Not wanting to draw reason for their demons’ return, the Balinese retreat to their homes, to begin their day of silence. Wishing any disruptive evils spirits to pass, there are no lights, no fire, no work, no sounds, and certainly no more ruckus!
Only roosters and insects and birds dare to break into the morning's early chorus. The sky, with its puffy white clouds overlaid rainy grey patches and shifting light, became the best show in town. The odd neighbour did sneak out for a quick smoke or whispered phone call, only to be shushed.
In addition to fostering in a peaceful mindset for a new year, instead of a clouded hungover, Nyepi reminds its participants that electricity, fuel, and material consumption are not as necessary as habits would dictate. Closing off from the rest of the world out of their own volition, the Balinese unintentionally model a community effort which campaigns like “Earth Hour”, “LightsOut”, or “Buy Nothing Day” could look to for inspiration. When Balinese culture and tradition becomes a non-negotiable, if only for one day, we are reminded that life is about more than the distractions that we create.
SIWA - EGYPT.

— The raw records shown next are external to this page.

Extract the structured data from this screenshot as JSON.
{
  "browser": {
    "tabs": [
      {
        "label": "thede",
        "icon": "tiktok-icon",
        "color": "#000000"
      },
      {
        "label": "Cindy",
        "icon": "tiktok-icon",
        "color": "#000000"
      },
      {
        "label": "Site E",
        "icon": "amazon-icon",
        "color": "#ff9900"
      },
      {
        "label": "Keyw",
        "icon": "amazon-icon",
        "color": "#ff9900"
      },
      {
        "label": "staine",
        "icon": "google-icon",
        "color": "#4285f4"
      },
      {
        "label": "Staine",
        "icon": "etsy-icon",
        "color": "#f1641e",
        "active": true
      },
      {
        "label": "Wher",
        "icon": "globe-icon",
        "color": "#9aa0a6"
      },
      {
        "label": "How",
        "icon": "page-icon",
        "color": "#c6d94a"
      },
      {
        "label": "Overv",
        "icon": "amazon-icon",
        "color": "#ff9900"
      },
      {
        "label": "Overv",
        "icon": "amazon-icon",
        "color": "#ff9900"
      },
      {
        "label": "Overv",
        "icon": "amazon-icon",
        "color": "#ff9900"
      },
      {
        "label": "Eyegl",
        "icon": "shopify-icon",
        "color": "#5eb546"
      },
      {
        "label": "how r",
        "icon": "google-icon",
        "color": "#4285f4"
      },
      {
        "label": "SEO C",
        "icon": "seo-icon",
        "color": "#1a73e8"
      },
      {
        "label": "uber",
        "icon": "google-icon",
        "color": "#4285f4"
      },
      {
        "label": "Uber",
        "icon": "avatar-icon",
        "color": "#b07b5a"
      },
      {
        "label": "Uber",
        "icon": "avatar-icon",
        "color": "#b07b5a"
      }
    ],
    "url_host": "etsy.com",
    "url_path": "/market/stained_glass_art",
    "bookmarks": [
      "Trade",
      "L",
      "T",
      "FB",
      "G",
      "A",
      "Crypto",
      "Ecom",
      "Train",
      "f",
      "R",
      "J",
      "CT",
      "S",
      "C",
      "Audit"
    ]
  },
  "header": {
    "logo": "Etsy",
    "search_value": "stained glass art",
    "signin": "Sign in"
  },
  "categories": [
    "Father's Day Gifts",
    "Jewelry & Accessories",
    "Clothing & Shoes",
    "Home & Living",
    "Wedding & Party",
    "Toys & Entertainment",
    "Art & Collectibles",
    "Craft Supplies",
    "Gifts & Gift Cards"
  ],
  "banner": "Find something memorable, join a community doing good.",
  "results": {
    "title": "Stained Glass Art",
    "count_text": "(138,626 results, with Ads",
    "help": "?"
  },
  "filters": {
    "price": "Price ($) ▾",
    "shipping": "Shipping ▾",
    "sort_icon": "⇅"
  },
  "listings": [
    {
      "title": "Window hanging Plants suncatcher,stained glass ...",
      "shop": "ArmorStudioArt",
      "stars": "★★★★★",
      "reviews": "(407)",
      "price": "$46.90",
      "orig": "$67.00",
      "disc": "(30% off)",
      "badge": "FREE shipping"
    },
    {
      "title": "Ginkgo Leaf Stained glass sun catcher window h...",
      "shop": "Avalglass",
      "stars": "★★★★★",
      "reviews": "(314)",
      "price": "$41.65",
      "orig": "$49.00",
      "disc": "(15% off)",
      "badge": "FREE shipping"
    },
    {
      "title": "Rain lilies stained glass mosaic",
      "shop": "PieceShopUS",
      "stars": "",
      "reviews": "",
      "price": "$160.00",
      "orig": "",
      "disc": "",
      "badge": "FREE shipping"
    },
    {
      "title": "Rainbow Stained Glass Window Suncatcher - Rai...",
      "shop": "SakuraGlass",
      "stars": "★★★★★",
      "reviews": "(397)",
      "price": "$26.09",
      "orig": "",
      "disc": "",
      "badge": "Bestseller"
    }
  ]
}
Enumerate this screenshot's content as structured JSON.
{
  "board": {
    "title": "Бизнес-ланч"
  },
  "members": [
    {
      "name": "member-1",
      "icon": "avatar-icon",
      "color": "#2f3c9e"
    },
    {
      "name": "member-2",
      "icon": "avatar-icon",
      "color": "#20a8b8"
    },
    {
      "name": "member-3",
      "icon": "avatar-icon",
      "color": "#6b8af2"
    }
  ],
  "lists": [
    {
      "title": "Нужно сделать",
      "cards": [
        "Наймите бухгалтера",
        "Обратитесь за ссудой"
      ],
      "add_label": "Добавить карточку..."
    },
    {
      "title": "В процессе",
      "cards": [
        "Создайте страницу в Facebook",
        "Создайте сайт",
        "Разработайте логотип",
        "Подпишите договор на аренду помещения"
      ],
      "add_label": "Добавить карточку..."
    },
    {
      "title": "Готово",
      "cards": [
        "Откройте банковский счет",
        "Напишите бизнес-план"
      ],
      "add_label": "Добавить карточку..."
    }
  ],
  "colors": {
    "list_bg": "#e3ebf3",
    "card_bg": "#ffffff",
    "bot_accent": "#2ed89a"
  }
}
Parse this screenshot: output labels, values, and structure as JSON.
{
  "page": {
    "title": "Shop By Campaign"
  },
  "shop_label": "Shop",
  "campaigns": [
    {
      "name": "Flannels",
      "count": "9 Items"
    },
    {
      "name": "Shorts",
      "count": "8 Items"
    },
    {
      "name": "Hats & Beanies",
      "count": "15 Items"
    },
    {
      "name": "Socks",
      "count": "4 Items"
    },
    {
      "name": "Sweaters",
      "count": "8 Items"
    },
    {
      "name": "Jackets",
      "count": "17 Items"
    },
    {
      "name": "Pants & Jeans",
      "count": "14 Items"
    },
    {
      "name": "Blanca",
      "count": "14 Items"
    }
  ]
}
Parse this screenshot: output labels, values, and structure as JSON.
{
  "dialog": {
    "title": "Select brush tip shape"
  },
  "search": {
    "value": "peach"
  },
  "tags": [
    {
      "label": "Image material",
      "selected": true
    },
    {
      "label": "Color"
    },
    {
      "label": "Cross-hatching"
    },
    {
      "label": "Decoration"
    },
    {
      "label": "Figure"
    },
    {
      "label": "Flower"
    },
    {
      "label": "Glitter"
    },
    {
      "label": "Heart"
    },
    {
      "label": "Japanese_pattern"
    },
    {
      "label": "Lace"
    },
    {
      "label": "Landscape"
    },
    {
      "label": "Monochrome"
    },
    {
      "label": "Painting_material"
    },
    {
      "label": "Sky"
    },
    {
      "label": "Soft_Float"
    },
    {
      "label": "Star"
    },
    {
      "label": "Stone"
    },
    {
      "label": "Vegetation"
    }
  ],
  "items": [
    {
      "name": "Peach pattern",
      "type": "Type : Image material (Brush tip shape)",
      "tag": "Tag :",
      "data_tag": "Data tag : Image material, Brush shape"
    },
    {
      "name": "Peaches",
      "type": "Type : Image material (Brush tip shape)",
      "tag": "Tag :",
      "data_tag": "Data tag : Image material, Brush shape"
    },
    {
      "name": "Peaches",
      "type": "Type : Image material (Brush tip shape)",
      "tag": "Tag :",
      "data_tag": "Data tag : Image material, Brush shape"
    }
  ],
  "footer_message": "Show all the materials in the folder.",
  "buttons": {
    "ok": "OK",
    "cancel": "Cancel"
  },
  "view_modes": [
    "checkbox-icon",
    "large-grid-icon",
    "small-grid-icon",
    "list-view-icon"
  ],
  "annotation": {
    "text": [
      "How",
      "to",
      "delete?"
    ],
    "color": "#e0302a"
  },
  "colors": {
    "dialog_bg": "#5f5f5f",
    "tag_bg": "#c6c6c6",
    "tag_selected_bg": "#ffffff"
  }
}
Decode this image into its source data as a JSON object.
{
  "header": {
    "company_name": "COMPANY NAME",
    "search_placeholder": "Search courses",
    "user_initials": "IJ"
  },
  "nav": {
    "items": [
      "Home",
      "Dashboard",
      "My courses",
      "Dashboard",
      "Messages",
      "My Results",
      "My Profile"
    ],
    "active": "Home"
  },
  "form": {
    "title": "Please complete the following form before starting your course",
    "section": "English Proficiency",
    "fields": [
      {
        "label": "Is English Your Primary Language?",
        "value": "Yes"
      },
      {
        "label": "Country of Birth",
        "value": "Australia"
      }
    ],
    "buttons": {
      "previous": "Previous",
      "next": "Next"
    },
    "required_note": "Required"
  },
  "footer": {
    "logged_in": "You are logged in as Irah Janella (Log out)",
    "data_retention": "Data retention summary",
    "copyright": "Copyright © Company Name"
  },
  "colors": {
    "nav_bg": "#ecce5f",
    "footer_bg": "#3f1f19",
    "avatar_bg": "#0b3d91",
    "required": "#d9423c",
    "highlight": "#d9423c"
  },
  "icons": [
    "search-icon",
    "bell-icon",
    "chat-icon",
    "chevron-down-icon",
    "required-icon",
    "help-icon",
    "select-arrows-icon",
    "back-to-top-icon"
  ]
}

This historic, isolated town sits in a lush oasis filled with date palms and olive trees, and a central lake, in the Western Desert, a mere ten-hour drive from Cairo. Once a part of ancient Libya, approximately 25,000 people live here, seemingly with a specific dress code. The men wore white robes and strolled through the dusty streets, while the boys rode on bikes with artificial flowers sprouting from their handle bars and musical horns. The girls wore sparkly pink dresses, but the women were completely wrapped up in blue plaid clothe, and carted around on the back of donkey carts. I saw six women in total during the week. We biked through the sandy streets and salt plains on old fixed gear bikes to indulge in Fatnas Hot Springs, eat chocolate covered dates, explore old, raided tombs carved throughout the Mountain of the Dead, as well as the Temple of the Oracle (visited by Alexander the Great), the Temple of Amun, and Cleopatra's pool, and to surrounding sand dunes to test out the power of four-wheel drive and camp under thousands of silently burning stars, which created a vast solitude unlike any other.